Spice has traditionally been used for centuries to improve the sensory characteristics of foods (Botsoglou et al., 2002). Lipid oxidation is a major cause of quality deterioration and undesirable odors and flavors, which affect the sensory and nutritive values of meat products (Gray et al., 1996; Ruiz et al., 2001). However, curcumin has antioxidative activity (Nishiyama et al., 2005). Curcumin is a potent quencher of singlet oxygen species (Das and Das, 2002) and the major antioxidant component of turmeric. It was shown to inhibit lipid peroxidation and scavenge superoxide anion and hydroxyl radicals (Ruby et al., 1995; Motterlini et al., 2000). It is thought that meat color was improved in the sensory evaluation of this study due to this antioxidant activity. According to Kim et al. (2010), WHC affects the texture of meat. In this study, the addition of CSG increased the WHC and thus, improved the texture. In addition, CSG supplementation had a positive effect on texture and meat color, and for this reason, it is considered that the acceptability by consumers was the highest.
The results of this study indicated that supplementation of 1.0% CSG improved growth performance including increased BWG and reduced FI for 0 - 2 weeks. Also, the addition of 1.0% CSG did not affect the BWG but reduced FI, resulting in improving FCR within the overall period. For meat quality, the supplementation of 1.0% CSG resulted in improved meat quality with high WHC, low DL and CL. Moreover, in the sensory evaluation, it scored high in texture and meat color, increasing the consumer’s acceptability.
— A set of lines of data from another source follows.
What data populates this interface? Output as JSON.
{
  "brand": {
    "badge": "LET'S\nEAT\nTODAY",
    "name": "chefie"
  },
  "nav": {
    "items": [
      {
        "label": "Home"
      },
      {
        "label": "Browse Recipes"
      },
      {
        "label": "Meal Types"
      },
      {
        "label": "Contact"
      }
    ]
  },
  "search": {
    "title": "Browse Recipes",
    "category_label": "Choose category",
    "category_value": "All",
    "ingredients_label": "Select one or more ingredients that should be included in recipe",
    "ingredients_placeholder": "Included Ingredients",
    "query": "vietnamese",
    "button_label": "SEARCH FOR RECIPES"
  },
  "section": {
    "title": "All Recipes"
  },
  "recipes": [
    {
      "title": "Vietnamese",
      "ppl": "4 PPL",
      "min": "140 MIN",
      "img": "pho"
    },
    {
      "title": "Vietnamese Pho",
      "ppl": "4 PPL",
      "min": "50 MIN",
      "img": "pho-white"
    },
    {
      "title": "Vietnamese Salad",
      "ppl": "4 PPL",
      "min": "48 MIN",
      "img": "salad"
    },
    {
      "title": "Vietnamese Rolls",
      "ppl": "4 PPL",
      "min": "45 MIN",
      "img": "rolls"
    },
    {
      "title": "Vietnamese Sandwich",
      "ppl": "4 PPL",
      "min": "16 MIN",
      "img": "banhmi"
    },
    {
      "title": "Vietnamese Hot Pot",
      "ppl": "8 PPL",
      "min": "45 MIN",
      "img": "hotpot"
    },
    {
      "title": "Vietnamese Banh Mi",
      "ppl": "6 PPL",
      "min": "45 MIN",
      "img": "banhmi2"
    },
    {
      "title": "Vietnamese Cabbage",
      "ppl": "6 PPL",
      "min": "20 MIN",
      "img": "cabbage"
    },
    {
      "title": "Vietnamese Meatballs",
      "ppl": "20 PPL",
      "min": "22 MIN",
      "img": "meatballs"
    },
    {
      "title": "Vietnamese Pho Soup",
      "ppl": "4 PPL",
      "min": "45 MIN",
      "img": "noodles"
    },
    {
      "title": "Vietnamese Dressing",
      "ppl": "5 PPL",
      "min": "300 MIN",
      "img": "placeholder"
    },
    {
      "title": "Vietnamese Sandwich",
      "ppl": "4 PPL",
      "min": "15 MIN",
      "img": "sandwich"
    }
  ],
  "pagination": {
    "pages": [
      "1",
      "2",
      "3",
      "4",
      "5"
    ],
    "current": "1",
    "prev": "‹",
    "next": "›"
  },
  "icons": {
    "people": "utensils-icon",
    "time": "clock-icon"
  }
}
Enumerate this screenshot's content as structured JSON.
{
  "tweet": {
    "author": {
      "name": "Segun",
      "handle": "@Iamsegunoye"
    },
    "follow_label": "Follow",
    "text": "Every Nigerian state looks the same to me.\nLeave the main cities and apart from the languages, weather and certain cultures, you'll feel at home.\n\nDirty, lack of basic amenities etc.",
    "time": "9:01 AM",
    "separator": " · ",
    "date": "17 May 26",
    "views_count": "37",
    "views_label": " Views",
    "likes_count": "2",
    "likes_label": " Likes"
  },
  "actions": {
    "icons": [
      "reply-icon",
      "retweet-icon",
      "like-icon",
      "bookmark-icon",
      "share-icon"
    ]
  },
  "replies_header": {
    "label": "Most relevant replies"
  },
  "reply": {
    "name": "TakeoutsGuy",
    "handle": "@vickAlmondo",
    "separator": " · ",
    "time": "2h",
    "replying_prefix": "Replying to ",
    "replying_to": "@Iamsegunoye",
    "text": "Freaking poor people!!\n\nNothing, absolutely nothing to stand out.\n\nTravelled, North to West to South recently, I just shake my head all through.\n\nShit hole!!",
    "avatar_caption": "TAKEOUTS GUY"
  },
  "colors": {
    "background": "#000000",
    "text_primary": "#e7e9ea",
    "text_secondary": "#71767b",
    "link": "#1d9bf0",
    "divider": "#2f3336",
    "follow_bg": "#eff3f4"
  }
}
In conclusion, the addition of 1.0% CSG in white semi broiler diets improved on growth performance, meat quality and sensory evaluation.
This research was supported by Export Promotion Technology Development Program (617074-05-2-HD230) from Korea Institute of Planning and Evaluation for Technology in Food, Agriculture and Forestry.
Se Yeon Chang, https://orcid.org/0000-0002-5238-2982
Ji Hwan Lee, https://orcid.org/0000-0001-8161-4853
Han Jin Oh, https://orcid.org/0000-0002-3396-483X
Yong Ju Kim, https://orcid.org/0000-0002-0960-0884
Jae Woo An, https://orcid.org/0000-0002-5602-5499
Young Bin Go, https://orcid.org/0000-0002-5351-6970
Dong Cheol Song, https://orcid.org/0000-0002-5704-603X
Hyun Ah Cho, https://orcid.org/0000-0003-3469-6715
Jin Ho Cho, https://orcid.org/0000-0001-7151-0778